Meet the holiday heroes who will rival Santa on Christmas Day
Santa Claus is not the only person with his hands full at this time of the year.
These people are just some of the thousands who will be putting in some hard work on December 25.
Brendan Lavin works in Dublin Airport's police and fire service, and will be on duty just after his Christmas dinner.
Mr Lavin and his colleagues are known as "rotators", and alternate between working in the police and fire stations.
And although there will be no flights departing or arriving on that day, Brendan and his colleagues will be ensuring the terminals, hangars and aircraft are safe and secure.
Other duties include responding to road traffic accidents or medical emergencies within the airport, and awaiting the rescue helicopter, which may be deployed.
"Anything could happen. It's still a day when you're working, and you still have to cover the airport," he said.
But Mr Lavin (42) says there is still a sense that it's a special day.
"It's the one day of the year when the airport is officially closed," he said.
"You look out to the aircraft parked on every stand, and you have this eerie feeling of nothing moving. On any other day, you would see aircraft arriving or departing."
He added:"On Christmas Day, you might even see a few hares running around the runway.
"Then the airport priest comes in and blesses the aircraft for the year."
Meanwhile, Paul Quinn of radio station Newstalk will be manning the newsdesk on Christmas Eve and Christmas Day.

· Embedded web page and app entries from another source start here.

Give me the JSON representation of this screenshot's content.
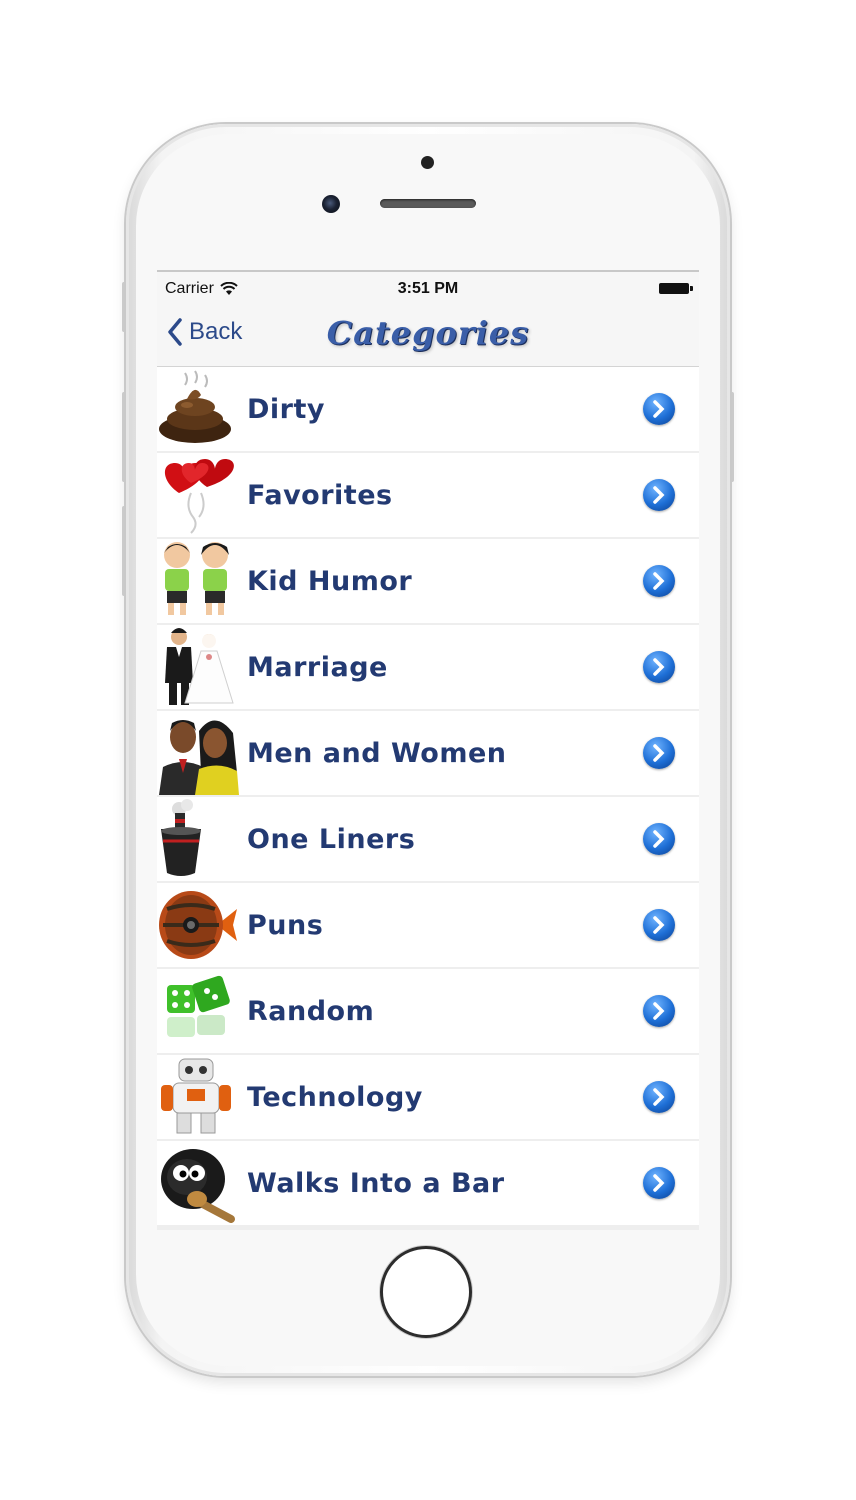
{
  "status_bar": {
    "carrier": "Carrier",
    "time": "3:51 PM"
  },
  "nav": {
    "back_label": "Back",
    "title": "Categories"
  },
  "categories": [
    {
      "label": "Dirty",
      "icon": "poop-icon"
    },
    {
      "label": "Favorites",
      "icon": "heart-balloons-icon"
    },
    {
      "label": "Kid Humor",
      "icon": "kids-icon"
    },
    {
      "label": "Marriage",
      "icon": "bride-groom-icon"
    },
    {
      "label": "Men and Women",
      "icon": "couple-icon"
    },
    {
      "label": "One Liners",
      "icon": "ship-icon"
    },
    {
      "label": "Puns",
      "icon": "barrel-fish-icon"
    },
    {
      "label": "Random",
      "icon": "dice-icon"
    },
    {
      "label": "Technology",
      "icon": "robot-icon"
    },
    {
      "label": "Walks Into a Bar",
      "icon": "sheep-guitar-icon"
    }
  ],
  "colors": {
    "label": "#233a72",
    "title": "#3a5ea8",
    "arrow": "#1e6fd6"
  }
}
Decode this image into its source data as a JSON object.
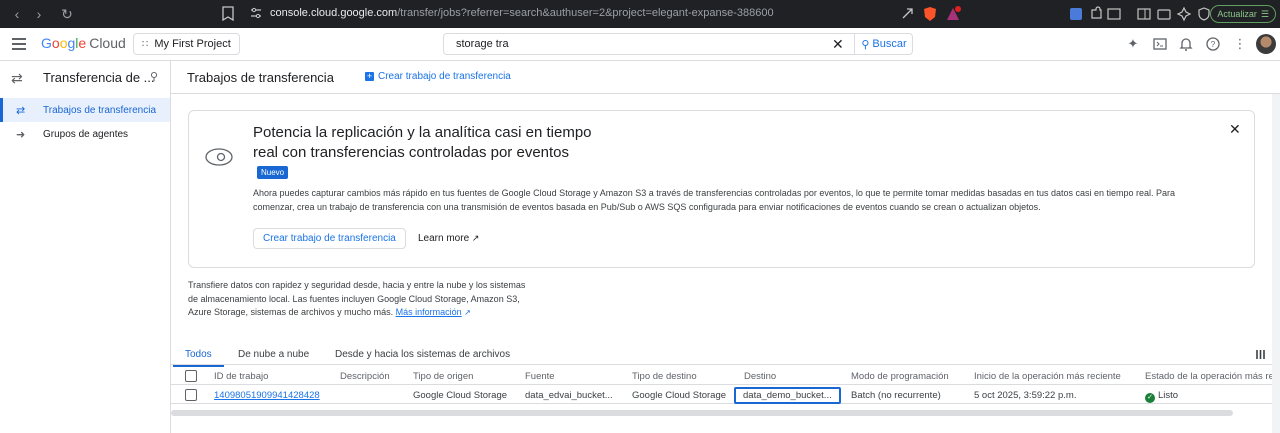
{
  "browser": {
    "url_host": "console.cloud.google.com",
    "url_path": "/transfer/jobs?referrer=search&authuser=2&project=elegant-expanse-388600",
    "update_label": "Actualizar"
  },
  "header": {
    "logo_google": "Google",
    "logo_cloud": "Cloud",
    "project": "My First Project",
    "search_value": "storage tra",
    "search_button": "Buscar"
  },
  "leftnav": {
    "title": "Transferencia de ...",
    "items": [
      {
        "label": "Trabajos de transferencia"
      },
      {
        "label": "Grupos de agentes"
      }
    ]
  },
  "page": {
    "title": "Trabajos de transferencia",
    "create_label": "Crear trabajo de transferencia"
  },
  "banner": {
    "title": "Potencia la replicación y la analítica casi en tiempo real con transferencias controladas por eventos",
    "badge": "Nuevo",
    "description": "Ahora puedes capturar cambios más rápido en tus fuentes de Google Cloud Storage y Amazon S3 a través de transferencias controladas por eventos, lo que te permite tomar medidas basadas en tus datos casi en tiempo real. Para comenzar, crea un trabajo de transferencia con una transmisión de eventos basada en Pub/Sub o AWS SQS configurada para enviar notificaciones de eventos cuando se crean o actualizan objetos.",
    "button": "Crear trabajo de transferencia",
    "learn_more": "Learn more"
  },
  "intro": {
    "text": "Transfiere datos con rapidez y seguridad desde, hacia y entre la nube y los sistemas de almacenamiento local. Las fuentes incluyen Google Cloud Storage, Amazon S3, Azure Storage, sistemas de archivos y mucho más.",
    "link": "Más información"
  },
  "tabs": [
    "Todos",
    "De nube a nube",
    "Desde y hacia los sistemas de archivos"
  ],
  "table": {
    "headers": [
      "ID de trabajo",
      "Descripción",
      "Tipo de origen",
      "Fuente",
      "Tipo de destino",
      "Destino",
      "Modo de programación",
      "Inicio de la operación más reciente",
      "Estado de la operación más re"
    ],
    "rows": [
      {
        "id": "14098051909941428428",
        "description": "",
        "source_type": "Google Cloud Storage",
        "source": "data_edvai_bucket...",
        "dest_type": "Google Cloud Storage",
        "dest": "data_demo_bucket...",
        "schedule": "Batch (no recurrente)",
        "start": "5 oct 2025, 3:59:22 p.m.",
        "status": "Listo"
      }
    ]
  },
  "colors": {
    "accent": "#1a73e8",
    "active_bg": "#e8f0fe",
    "success": "#188038"
  }
}
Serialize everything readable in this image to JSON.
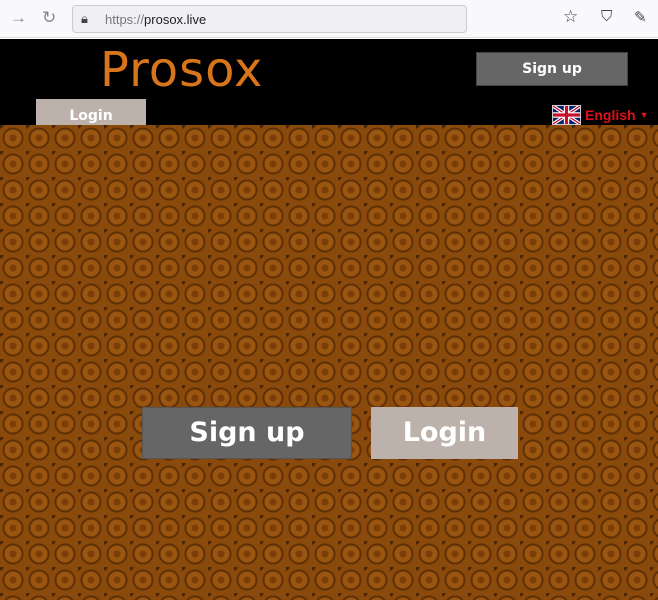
{
  "browser": {
    "url_protocol": "https://",
    "url_host": "prosox.live"
  },
  "header": {
    "logo": "Prosox",
    "signup_label": "Sign up",
    "login_label": "Login",
    "language": "English"
  },
  "main": {
    "signup_label": "Sign up",
    "login_label": "Login"
  },
  "colors": {
    "logo": "#d8751a",
    "language": "#e0101a",
    "signup_bg": "#666666",
    "login_bg": "#bdb2ab",
    "pattern": "#8a4a0c"
  }
}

"I used to be home every Christmas, and I was very lucky I could do that," he said. "I don't mind working, and I'll be done at 2pm so I'll be back for dinner."
While the holiday can be a difficult time to track down news stories, Mr Quinn will be kept busy. "Christmas Day is different but it is still a news day," he said. "It's much quieter but we still have to do a bulletin every hour. We also do the network news service for local stations as well."
Mr Quinn is due to start at 7am on Christmas Day, but will be finished in time to join his family for Christmas dinner.
"At Christmas, I'm lucky enough to have a family," he said.
"But there are people who are alone at this time of year. For a lot of people, radio is their best friend. They feel like they know you."
For Noel McMeel, head chef at Lough Erne Resort in Co Fermanagh, Christmas begins well before his shift on the day itself.
The setting of menus starts weeks in advance, and Mr McMeel and his team begin cooking in the early hours.
"For a chef in a hotel, it's the same as for someone who is feeding four people at home," he said. "It's all about preparation. It's all about mise-en-place. It's how you prepare the dinner table."
As the rush for dinner eases around 4pm, Mr McMeel and his colleagues will get a chance to catch up with their families in the evening.
But he says there is something special about Christmas in the hotel.
While there will be plenty of alternatives to turkey and ham, the highlight of the menu is Christmas pudding.
"I think any Christmas has to showcase what we've been brought up with," he said. "On these occasions, we have to show what we do well and do best."
Meanwhile, Dennis O'Brien, concierge at the Shelbourne Hotel, is due to start at 7am.
"It's an early start. It's a strange type of day," he said. "You leave your home in the morning and there's no one around, no taxis."
It's a busy day nonetheless, with duties ranging from advising on restaurant choices to helping out with Christmas presents.
"You have the extra batteries in, just in case Santa forgets," he said. "Then the man himself comes to visit the boys and girls in the hotel. It's a hive of activity and amazement when they know Santa will be in the lobby. It's magical to see that."